-- Opening Marker --
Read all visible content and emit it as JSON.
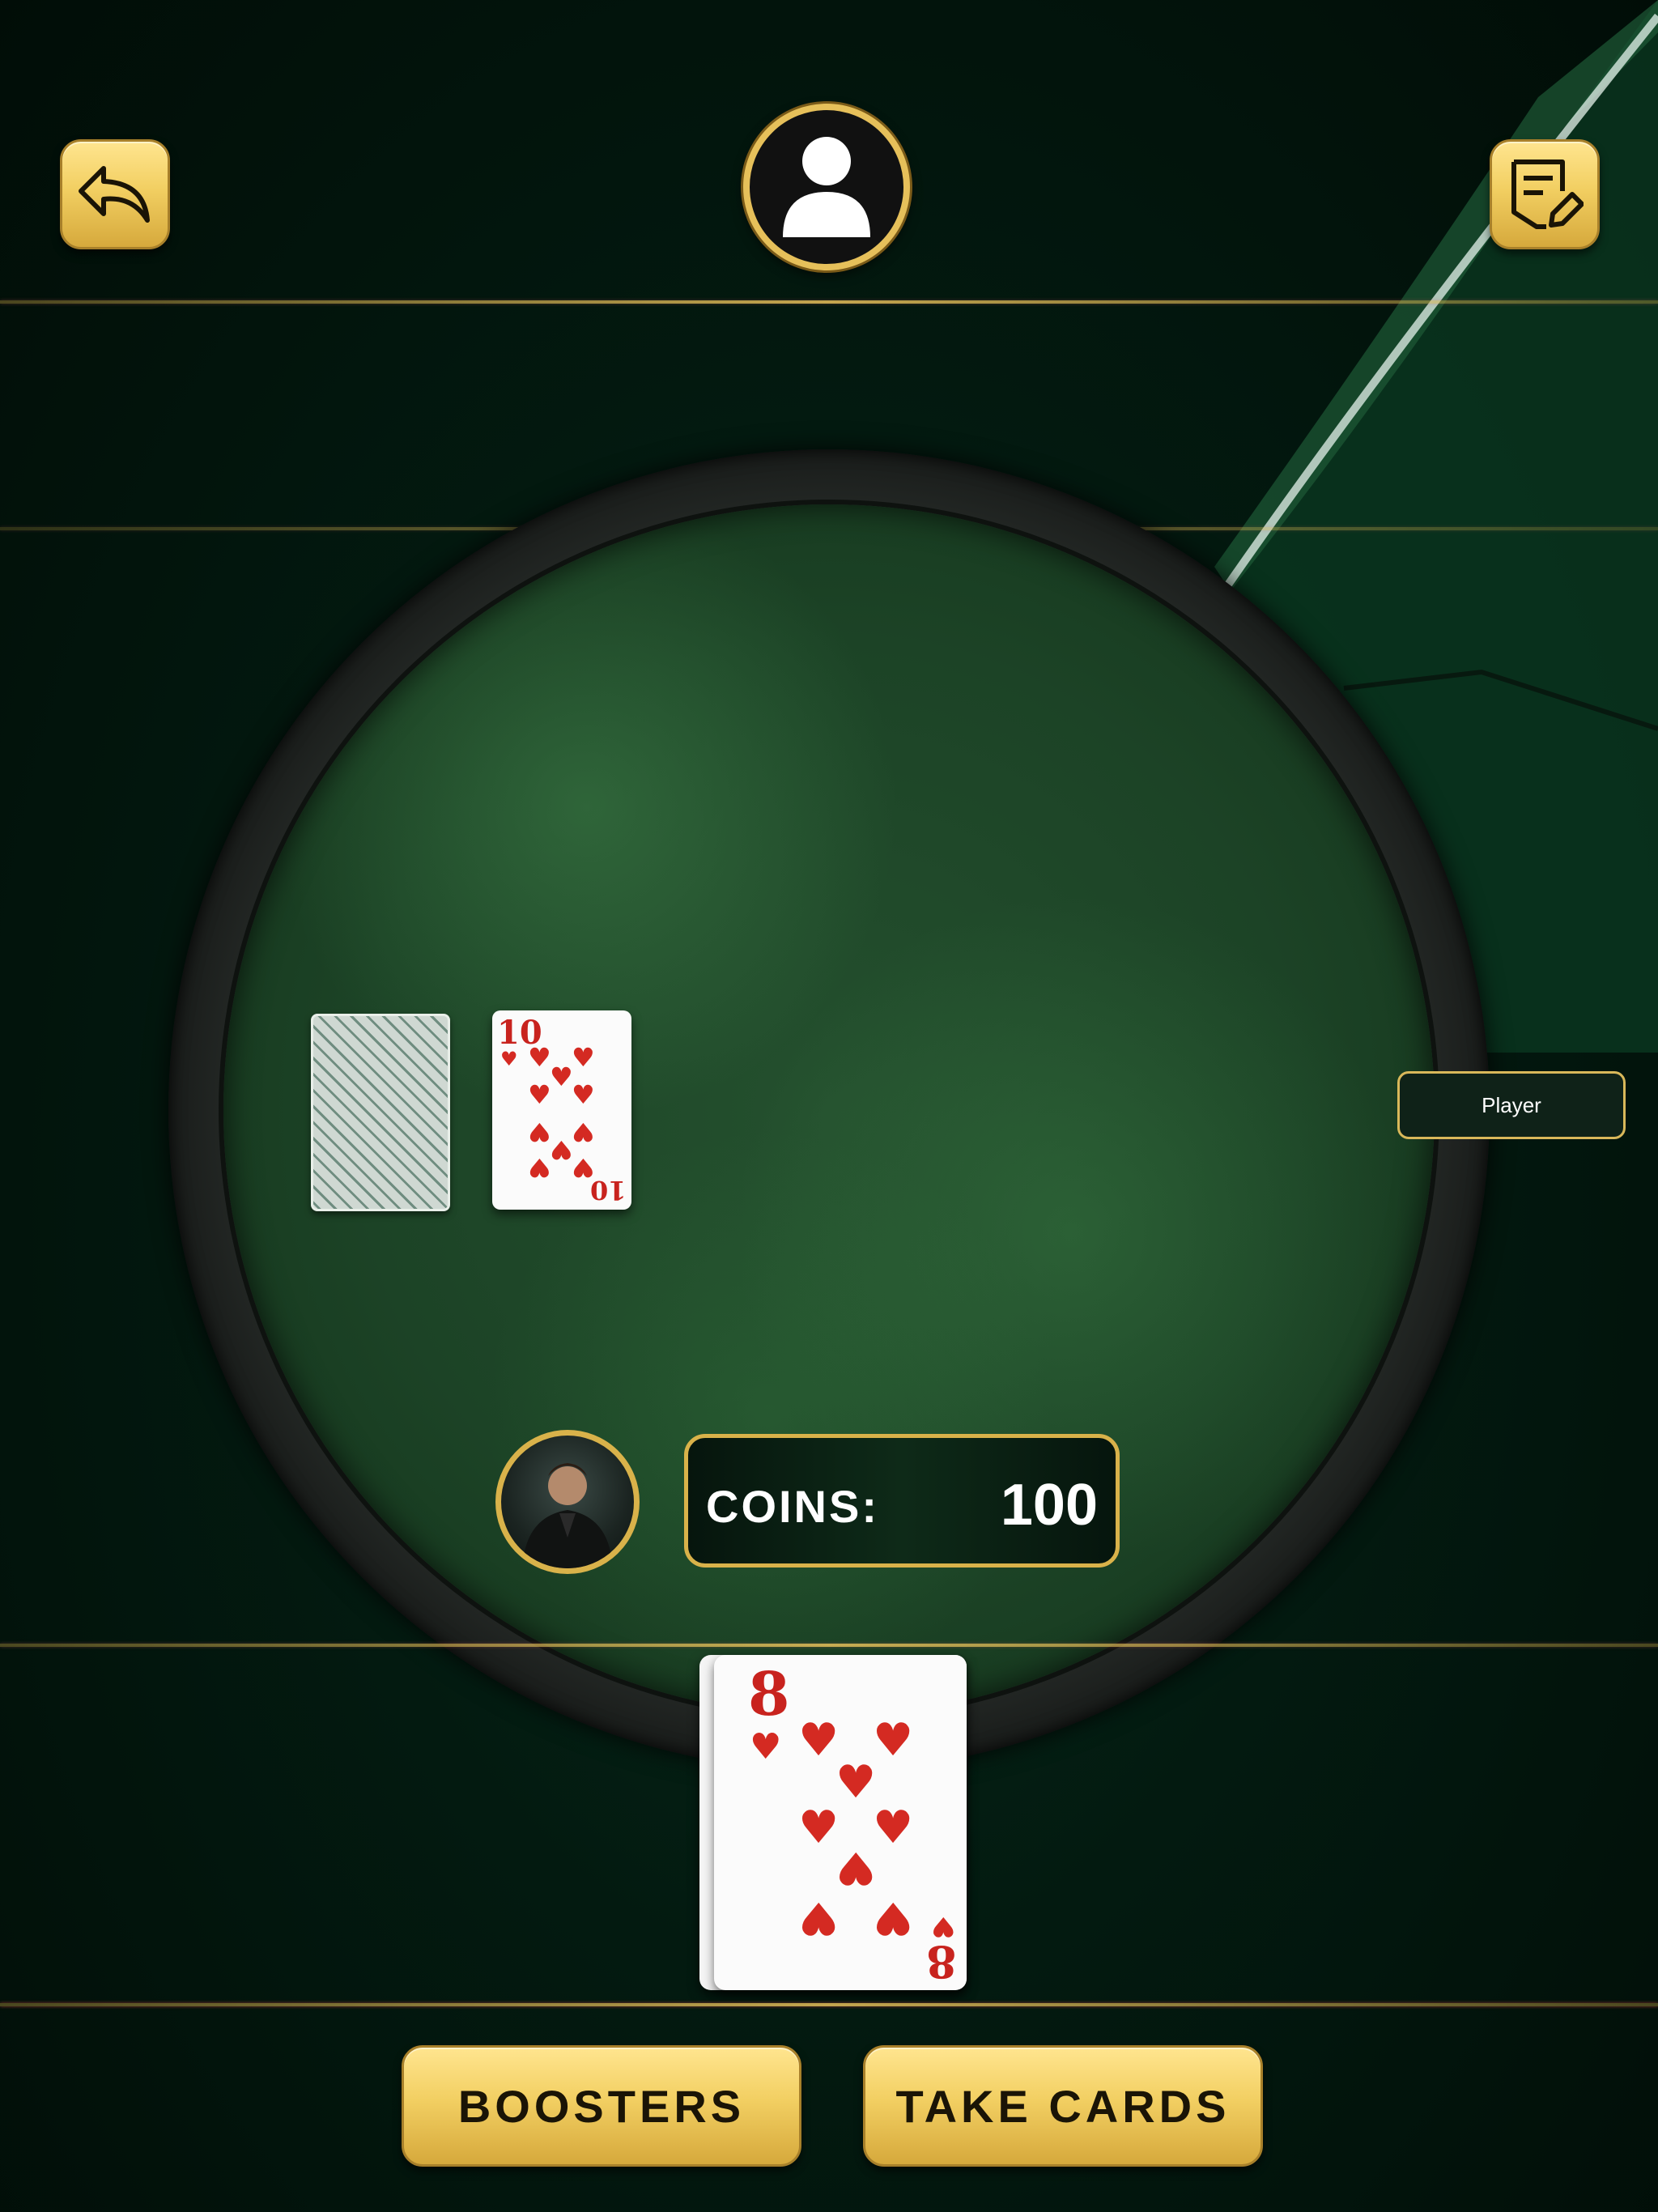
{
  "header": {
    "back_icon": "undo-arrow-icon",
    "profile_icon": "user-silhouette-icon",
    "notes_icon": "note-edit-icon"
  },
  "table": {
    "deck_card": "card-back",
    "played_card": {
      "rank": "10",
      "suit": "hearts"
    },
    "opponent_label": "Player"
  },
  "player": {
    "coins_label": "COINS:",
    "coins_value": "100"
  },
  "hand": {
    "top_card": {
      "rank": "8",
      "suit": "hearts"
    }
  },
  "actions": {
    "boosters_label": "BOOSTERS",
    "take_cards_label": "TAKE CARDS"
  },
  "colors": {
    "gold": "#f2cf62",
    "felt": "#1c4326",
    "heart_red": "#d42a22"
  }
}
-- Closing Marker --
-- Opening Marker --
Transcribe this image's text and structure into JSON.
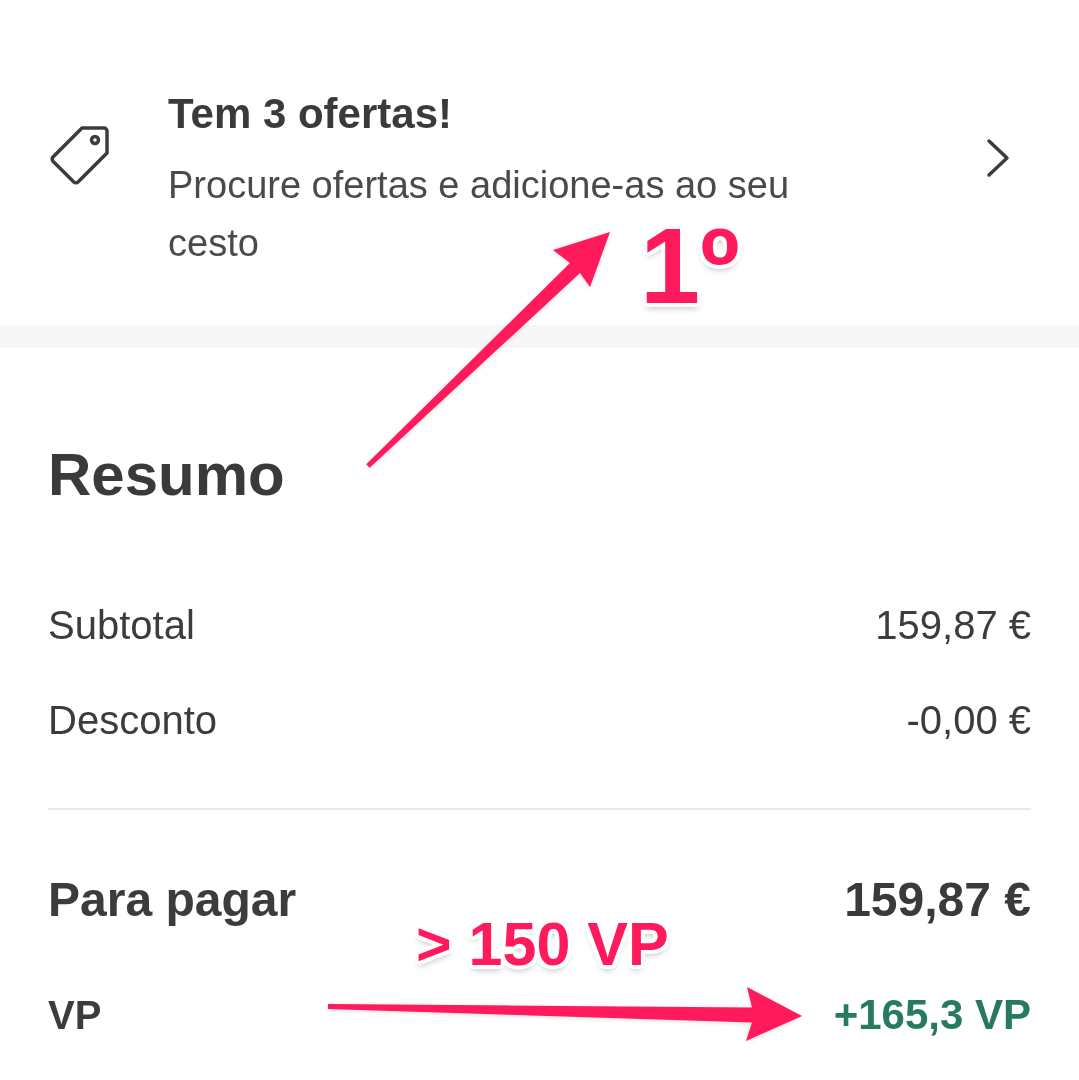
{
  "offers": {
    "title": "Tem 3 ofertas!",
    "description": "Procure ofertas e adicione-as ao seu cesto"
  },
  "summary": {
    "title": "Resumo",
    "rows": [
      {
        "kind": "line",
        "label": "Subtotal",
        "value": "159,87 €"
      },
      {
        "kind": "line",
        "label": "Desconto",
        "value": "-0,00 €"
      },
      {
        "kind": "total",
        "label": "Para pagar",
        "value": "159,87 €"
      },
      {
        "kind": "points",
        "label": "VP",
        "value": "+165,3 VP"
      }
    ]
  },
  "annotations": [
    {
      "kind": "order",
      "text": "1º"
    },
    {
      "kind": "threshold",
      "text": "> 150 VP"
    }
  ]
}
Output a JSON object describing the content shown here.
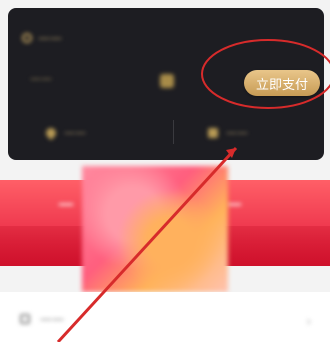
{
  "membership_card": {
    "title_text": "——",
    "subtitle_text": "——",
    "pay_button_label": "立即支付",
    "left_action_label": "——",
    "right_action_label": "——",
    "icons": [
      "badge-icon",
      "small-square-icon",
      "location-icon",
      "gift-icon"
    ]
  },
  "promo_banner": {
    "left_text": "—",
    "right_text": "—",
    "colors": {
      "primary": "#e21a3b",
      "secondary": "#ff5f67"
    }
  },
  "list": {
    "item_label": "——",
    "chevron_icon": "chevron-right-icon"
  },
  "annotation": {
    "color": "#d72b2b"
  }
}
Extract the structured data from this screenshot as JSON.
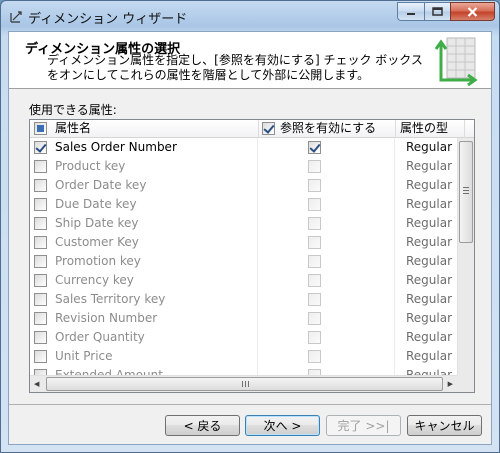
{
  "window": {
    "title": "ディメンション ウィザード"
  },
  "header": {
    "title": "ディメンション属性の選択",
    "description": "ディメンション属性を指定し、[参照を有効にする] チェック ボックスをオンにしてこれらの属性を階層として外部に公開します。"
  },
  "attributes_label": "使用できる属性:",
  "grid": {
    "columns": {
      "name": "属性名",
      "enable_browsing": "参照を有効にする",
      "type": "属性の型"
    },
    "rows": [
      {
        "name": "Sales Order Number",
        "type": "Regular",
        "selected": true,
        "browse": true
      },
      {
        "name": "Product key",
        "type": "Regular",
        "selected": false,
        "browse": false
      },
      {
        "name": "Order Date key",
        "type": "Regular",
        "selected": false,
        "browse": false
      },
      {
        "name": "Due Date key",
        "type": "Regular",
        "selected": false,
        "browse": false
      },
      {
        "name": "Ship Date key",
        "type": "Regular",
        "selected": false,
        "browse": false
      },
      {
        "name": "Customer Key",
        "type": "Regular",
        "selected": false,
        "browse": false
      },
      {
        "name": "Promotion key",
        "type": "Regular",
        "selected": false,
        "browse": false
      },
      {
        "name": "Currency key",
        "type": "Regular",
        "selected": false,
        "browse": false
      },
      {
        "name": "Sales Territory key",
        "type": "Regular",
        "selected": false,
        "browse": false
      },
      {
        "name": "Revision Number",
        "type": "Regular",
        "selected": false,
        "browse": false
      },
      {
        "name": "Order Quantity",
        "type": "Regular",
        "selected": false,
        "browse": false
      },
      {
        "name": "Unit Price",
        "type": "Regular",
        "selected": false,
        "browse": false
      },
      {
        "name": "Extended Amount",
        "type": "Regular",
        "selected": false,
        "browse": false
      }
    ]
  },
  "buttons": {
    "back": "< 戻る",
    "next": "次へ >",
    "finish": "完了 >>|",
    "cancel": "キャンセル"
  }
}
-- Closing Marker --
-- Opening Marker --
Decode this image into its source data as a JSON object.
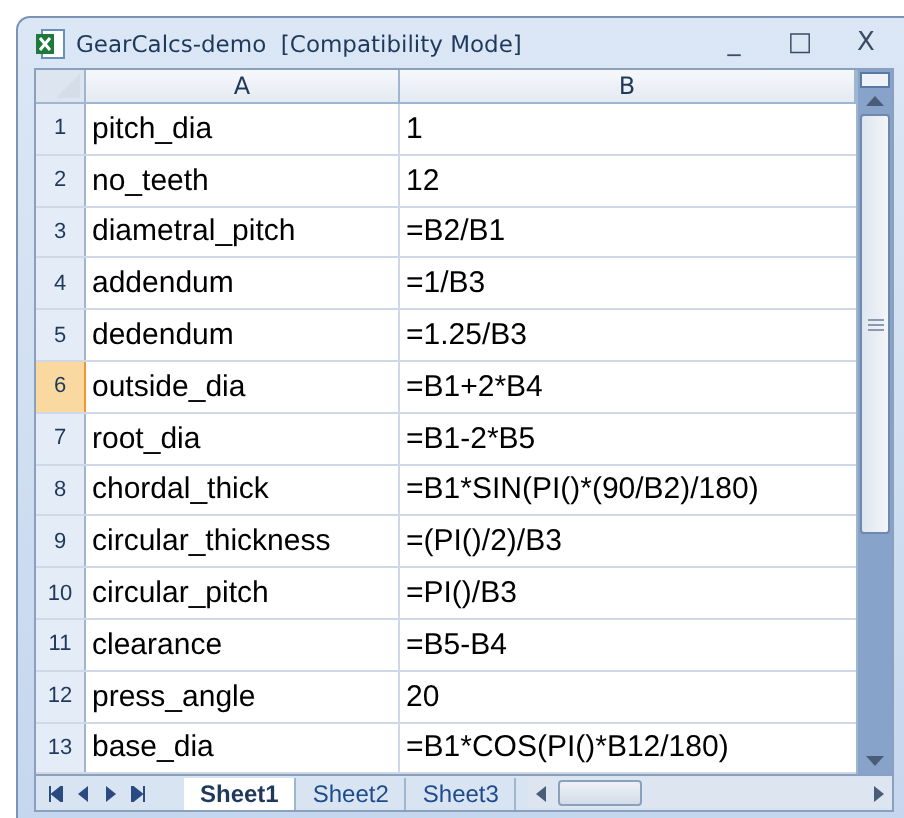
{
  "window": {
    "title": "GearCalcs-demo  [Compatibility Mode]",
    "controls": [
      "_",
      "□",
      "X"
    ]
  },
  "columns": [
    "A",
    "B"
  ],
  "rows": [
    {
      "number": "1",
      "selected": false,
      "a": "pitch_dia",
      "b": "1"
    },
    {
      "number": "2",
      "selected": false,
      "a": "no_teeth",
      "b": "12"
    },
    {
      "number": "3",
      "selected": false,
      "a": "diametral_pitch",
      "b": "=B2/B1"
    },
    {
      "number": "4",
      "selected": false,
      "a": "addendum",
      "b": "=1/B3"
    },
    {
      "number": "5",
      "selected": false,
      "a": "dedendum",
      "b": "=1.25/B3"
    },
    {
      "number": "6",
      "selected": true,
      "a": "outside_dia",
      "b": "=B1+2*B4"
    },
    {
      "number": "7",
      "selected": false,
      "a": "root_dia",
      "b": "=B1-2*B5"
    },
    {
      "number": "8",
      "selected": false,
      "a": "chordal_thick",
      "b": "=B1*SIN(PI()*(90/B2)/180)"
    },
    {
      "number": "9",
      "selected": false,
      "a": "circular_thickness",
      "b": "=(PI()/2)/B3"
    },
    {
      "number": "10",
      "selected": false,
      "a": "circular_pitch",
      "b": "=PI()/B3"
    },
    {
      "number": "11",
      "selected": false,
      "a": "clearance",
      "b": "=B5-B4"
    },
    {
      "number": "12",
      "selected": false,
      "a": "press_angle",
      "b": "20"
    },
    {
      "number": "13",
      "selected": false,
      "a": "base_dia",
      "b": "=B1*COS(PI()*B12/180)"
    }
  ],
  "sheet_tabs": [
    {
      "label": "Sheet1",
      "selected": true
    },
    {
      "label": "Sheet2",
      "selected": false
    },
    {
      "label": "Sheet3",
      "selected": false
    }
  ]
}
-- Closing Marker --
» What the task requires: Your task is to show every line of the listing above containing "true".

» Solution to this exercise:
        "selected": true,
        "browse": true
      "selected": true,
      "selected": true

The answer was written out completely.